▸ WORK REQUIRED:
Here are some records; copy every line that holds the word "mujer".
'''
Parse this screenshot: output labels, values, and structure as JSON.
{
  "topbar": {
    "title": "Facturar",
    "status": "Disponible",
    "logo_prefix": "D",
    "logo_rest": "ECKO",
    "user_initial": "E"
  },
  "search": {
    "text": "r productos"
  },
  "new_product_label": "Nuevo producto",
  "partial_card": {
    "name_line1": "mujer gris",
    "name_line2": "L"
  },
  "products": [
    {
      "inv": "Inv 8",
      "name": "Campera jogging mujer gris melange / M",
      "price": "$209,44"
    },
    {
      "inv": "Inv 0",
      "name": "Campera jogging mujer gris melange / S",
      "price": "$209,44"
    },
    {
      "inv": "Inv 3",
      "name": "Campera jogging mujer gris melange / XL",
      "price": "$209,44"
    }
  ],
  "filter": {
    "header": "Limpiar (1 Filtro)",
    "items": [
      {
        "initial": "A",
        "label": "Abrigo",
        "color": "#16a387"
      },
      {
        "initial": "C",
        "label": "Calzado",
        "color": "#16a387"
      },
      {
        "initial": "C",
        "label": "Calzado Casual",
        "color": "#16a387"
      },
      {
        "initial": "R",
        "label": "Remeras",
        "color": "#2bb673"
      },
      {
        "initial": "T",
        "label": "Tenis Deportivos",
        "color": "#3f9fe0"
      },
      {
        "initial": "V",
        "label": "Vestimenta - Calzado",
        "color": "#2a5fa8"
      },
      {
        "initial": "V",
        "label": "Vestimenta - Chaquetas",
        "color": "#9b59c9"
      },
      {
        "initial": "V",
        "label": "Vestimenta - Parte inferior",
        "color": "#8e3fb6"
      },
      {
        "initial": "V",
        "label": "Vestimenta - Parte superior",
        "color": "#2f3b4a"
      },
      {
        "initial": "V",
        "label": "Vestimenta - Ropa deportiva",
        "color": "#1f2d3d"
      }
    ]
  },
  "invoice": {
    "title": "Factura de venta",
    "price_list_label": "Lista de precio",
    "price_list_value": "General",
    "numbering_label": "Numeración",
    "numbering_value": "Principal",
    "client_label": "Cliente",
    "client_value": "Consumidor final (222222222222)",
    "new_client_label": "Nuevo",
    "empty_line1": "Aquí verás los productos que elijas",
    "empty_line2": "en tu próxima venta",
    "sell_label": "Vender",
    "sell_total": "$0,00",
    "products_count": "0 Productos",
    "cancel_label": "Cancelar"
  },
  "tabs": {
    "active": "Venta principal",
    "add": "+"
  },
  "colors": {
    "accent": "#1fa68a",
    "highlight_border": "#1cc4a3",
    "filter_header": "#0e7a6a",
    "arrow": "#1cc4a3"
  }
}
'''
▸ RESULT FOR THIS EXERCISE:
    "name_line1": "mujer gris",
      "name": "Campera jogging mujer gris melange / M",
      "name": "Campera jogging mujer gris melange / S",
      "name": "Campera jogging mujer gris melange / XL",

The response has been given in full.